> **Task requirements**: The answer must be a single number: how many lines in the records below contain the word "value".

[Stored items]

▬▬▬▬▬▬▬▬▬▬

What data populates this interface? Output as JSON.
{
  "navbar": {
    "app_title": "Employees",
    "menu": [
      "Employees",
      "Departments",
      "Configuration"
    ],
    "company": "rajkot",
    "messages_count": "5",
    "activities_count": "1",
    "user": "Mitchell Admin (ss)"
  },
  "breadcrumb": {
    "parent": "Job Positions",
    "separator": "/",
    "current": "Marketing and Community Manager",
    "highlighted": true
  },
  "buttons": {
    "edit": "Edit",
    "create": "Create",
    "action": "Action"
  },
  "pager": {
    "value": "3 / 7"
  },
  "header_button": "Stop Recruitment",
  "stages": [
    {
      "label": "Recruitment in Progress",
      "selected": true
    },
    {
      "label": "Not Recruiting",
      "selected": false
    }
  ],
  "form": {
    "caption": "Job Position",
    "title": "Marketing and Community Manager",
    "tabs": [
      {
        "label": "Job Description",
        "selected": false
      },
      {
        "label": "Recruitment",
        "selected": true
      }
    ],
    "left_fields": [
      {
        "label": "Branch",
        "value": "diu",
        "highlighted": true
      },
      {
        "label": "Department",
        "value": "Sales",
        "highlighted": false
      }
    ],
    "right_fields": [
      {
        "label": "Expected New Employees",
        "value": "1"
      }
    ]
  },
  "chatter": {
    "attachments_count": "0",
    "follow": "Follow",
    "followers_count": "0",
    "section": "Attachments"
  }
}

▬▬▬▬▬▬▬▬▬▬

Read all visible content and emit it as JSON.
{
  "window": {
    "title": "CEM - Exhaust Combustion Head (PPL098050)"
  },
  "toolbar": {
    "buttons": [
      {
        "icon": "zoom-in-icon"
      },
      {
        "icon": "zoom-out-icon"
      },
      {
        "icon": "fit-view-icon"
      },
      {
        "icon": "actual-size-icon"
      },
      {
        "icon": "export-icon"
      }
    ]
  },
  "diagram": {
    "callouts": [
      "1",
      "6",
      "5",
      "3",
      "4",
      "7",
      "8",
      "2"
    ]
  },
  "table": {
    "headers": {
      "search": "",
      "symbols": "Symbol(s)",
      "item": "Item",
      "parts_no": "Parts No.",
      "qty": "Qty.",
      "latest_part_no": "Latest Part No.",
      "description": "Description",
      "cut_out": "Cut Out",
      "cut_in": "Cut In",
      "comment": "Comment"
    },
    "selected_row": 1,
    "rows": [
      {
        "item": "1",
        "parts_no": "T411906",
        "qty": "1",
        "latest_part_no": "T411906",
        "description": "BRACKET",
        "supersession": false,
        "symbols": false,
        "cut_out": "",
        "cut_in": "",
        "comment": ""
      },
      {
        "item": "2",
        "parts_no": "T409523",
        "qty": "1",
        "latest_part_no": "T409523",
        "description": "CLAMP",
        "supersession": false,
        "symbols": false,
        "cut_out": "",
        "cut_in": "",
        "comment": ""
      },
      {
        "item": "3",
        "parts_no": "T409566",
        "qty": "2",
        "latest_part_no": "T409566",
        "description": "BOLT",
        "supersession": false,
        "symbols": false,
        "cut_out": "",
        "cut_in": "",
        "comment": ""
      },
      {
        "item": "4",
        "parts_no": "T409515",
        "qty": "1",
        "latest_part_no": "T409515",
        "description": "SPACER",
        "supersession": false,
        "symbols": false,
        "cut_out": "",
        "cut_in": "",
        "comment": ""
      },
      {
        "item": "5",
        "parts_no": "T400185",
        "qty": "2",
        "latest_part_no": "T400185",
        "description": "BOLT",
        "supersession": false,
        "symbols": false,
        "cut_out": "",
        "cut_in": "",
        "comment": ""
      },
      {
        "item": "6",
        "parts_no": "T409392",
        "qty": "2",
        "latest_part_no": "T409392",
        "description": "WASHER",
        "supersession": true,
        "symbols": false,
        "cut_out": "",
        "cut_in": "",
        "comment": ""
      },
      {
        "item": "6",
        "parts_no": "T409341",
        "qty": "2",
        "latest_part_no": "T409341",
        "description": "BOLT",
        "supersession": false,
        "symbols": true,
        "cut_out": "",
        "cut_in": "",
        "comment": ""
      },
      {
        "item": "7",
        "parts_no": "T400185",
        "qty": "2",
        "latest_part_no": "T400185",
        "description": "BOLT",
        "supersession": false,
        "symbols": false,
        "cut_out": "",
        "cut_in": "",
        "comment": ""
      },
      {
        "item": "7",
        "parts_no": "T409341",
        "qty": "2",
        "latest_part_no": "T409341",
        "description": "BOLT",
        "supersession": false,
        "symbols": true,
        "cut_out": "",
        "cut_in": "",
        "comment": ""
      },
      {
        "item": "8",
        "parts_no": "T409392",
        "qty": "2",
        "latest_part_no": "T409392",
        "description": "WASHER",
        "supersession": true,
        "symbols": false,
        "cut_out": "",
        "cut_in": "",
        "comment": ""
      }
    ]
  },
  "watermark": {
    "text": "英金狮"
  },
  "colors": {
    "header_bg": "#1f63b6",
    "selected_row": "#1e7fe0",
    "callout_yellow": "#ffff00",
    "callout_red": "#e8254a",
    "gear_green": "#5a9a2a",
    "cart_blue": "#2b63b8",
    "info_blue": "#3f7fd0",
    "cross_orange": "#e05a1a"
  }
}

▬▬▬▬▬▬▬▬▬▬

> **Final answer**: 4